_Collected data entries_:
○ ○ ○ ○ ○

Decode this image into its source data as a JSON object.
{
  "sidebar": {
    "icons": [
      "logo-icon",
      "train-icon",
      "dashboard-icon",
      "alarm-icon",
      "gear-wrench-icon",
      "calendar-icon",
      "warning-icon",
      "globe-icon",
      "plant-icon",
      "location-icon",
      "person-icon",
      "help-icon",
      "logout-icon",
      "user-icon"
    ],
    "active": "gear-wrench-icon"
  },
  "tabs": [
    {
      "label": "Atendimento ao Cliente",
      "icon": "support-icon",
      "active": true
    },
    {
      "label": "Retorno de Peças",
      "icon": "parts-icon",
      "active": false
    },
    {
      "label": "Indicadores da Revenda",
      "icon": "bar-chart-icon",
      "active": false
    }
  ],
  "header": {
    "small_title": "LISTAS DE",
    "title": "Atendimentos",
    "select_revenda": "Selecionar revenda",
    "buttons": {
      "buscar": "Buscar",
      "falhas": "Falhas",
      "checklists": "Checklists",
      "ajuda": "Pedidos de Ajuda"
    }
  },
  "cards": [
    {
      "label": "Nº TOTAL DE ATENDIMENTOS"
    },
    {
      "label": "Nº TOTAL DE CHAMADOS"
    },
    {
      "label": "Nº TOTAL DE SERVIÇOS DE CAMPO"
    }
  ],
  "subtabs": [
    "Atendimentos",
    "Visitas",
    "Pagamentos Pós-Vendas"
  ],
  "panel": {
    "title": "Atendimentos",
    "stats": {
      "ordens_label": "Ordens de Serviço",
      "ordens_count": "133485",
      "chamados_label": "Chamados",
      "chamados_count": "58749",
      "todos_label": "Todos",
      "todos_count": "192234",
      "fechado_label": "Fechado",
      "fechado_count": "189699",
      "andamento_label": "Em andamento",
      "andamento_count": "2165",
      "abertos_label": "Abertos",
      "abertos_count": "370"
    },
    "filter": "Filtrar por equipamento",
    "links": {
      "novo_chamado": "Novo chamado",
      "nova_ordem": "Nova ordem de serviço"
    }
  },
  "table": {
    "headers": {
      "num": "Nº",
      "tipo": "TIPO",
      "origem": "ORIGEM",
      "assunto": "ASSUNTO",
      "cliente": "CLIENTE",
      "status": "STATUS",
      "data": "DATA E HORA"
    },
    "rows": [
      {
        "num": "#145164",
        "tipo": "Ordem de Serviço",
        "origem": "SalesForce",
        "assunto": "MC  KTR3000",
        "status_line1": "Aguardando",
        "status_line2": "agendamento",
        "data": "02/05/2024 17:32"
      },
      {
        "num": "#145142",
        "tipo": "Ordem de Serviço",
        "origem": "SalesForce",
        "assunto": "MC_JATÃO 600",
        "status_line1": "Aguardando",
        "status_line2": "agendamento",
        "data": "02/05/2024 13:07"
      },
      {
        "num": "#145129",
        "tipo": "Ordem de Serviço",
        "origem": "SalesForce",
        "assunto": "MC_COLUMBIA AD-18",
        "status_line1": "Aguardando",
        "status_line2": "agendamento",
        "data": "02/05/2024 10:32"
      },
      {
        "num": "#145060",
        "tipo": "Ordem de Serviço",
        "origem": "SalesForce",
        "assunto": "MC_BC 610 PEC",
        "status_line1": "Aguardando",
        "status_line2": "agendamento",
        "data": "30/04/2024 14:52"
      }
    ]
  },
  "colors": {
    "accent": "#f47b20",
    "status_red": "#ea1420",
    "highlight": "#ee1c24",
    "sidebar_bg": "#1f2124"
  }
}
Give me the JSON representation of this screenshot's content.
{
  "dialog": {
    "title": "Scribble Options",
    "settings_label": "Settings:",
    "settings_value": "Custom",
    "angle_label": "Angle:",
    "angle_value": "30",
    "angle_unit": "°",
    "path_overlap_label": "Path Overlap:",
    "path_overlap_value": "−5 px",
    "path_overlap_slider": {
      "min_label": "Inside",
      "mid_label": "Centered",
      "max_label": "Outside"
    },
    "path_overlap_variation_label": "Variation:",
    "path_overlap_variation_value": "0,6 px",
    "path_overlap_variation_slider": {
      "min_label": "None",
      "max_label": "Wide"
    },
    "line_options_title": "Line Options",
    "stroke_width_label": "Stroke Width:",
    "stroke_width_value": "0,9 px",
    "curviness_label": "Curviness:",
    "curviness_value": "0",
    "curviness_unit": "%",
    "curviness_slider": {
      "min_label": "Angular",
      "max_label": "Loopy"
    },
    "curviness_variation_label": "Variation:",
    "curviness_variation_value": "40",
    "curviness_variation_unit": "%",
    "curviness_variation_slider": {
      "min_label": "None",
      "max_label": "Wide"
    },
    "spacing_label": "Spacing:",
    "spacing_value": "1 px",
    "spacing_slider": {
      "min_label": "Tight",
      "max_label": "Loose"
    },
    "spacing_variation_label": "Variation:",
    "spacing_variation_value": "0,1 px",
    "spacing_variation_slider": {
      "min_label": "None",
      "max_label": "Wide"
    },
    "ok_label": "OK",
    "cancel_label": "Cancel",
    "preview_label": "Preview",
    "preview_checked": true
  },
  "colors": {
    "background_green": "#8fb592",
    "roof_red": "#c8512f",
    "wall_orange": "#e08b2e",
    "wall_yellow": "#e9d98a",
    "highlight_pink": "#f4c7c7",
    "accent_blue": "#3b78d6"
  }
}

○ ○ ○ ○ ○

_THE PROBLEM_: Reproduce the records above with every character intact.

_SOLVED PROBLEM_:
Decode this image into its source data as a JSON object.
{
  "sidebar": {
    "icons": [
      "logo-icon",
      "train-icon",
      "dashboard-icon",
      "alarm-icon",
      "gear-wrench-icon",
      "calendar-icon",
      "warning-icon",
      "globe-icon",
      "plant-icon",
      "location-icon",
      "person-icon",
      "help-icon",
      "logout-icon",
      "user-icon"
    ],
    "active": "gear-wrench-icon"
  },
  "tabs": [
    {
      "label": "Atendimento ao Cliente",
      "icon": "support-icon",
      "active": true
    },
    {
      "label": "Retorno de Peças",
      "icon": "parts-icon",
      "active": false
    },
    {
      "label": "Indicadores da Revenda",
      "icon": "bar-chart-icon",
      "active": false
    }
  ],
  "header": {
    "small_title": "LISTAS DE",
    "title": "Atendimentos",
    "select_revenda": "Selecionar revenda",
    "buttons": {
      "buscar": "Buscar",
      "falhas": "Falhas",
      "checklists": "Checklists",
      "ajuda": "Pedidos de Ajuda"
    }
  },
  "cards": [
    {
      "label": "Nº TOTAL DE ATENDIMENTOS"
    },
    {
      "label": "Nº TOTAL DE CHAMADOS"
    },
    {
      "label": "Nº TOTAL DE SERVIÇOS DE CAMPO"
    }
  ],
  "subtabs": [
    "Atendimentos",
    "Visitas",
    "Pagamentos Pós-Vendas"
  ],
  "panel": {
    "title": "Atendimentos",
    "stats": {
      "ordens_label": "Ordens de Serviço",
      "ordens_count": "133485",
      "chamados_label": "Chamados",
      "chamados_count": "58749",
      "todos_label": "Todos",
      "todos_count": "192234",
      "fechado_label": "Fechado",
      "fechado_count": "189699",
      "andamento_label": "Em andamento",
      "andamento_count": "2165",
      "abertos_label": "Abertos",
      "abertos_count": "370"
    },
    "filter": "Filtrar por equipamento",
    "links": {
      "novo_chamado": "Novo chamado",
      "nova_ordem": "Nova ordem de serviço"
    }
  },
  "table": {
    "headers": {
      "num": "Nº",
      "tipo": "TIPO",
      "origem": "ORIGEM",
      "assunto": "ASSUNTO",
      "cliente": "CLIENTE",
      "status": "STATUS",
      "data": "DATA E HORA"
    },
    "rows": [
      {
        "num": "#145164",
        "tipo": "Ordem de Serviço",
        "origem": "SalesForce",
        "assunto": "MC  KTR3000",
        "status_line1": "Aguardando",
        "status_line2": "agendamento",
        "data": "02/05/2024 17:32"
      },
      {
        "num": "#145142",
        "tipo": "Ordem de Serviço",
        "origem": "SalesForce",
        "assunto": "MC_JATÃO 600",
        "status_line1": "Aguardando",
        "status_line2": "agendamento",
        "data": "02/05/2024 13:07"
      },
      {
        "num": "#145129",
        "tipo": "Ordem de Serviço",
        "origem": "SalesForce",
        "assunto": "MC_COLUMBIA AD-18",
        "status_line1": "Aguardando",
        "status_line2": "agendamento",
        "data": "02/05/2024 10:32"
      },
      {
        "num": "#145060",
        "tipo": "Ordem de Serviço",
        "origem": "SalesForce",
        "assunto": "MC_BC 610 PEC",
        "status_line1": "Aguardando",
        "status_line2": "agendamento",
        "data": "30/04/2024 14:52"
      }
    ]
  },
  "colors": {
    "accent": "#f47b20",
    "status_red": "#ea1420",
    "highlight": "#ee1c24",
    "sidebar_bg": "#1f2124"
  }
}
Give me the JSON representation of this screenshot's content.
{
  "dialog": {
    "title": "Scribble Options",
    "settings_label": "Settings:",
    "settings_value": "Custom",
    "angle_label": "Angle:",
    "angle_value": "30",
    "angle_unit": "°",
    "path_overlap_label": "Path Overlap:",
    "path_overlap_value": "−5 px",
    "path_overlap_slider": {
      "min_label": "Inside",
      "mid_label": "Centered",
      "max_label": "Outside"
    },
    "path_overlap_variation_label": "Variation:",
    "path_overlap_variation_value": "0,6 px",
    "path_overlap_variation_slider": {
      "min_label": "None",
      "max_label": "Wide"
    },
    "line_options_title": "Line Options",
    "stroke_width_label": "Stroke Width:",
    "stroke_width_value": "0,9 px",
    "curviness_label": "Curviness:",
    "curviness_value": "0",
    "curviness_unit": "%",
    "curviness_slider": {
      "min_label": "Angular",
      "max_label": "Loopy"
    },
    "curviness_variation_label": "Variation:",
    "curviness_variation_value": "40",
    "curviness_variation_unit": "%",
    "curviness_variation_slider": {
      "min_label": "None",
      "max_label": "Wide"
    },
    "spacing_label": "Spacing:",
    "spacing_value": "1 px",
    "spacing_slider": {
      "min_label": "Tight",
      "max_label": "Loose"
    },
    "spacing_variation_label": "Variation:",
    "spacing_variation_value": "0,1 px",
    "spacing_variation_slider": {
      "min_label": "None",
      "max_label": "Wide"
    },
    "ok_label": "OK",
    "cancel_label": "Cancel",
    "preview_label": "Preview",
    "preview_checked": true
  },
  "colors": {
    "background_green": "#8fb592",
    "roof_red": "#c8512f",
    "wall_orange": "#e08b2e",
    "wall_yellow": "#e9d98a",
    "highlight_pink": "#f4c7c7",
    "accent_blue": "#3b78d6"
  }
}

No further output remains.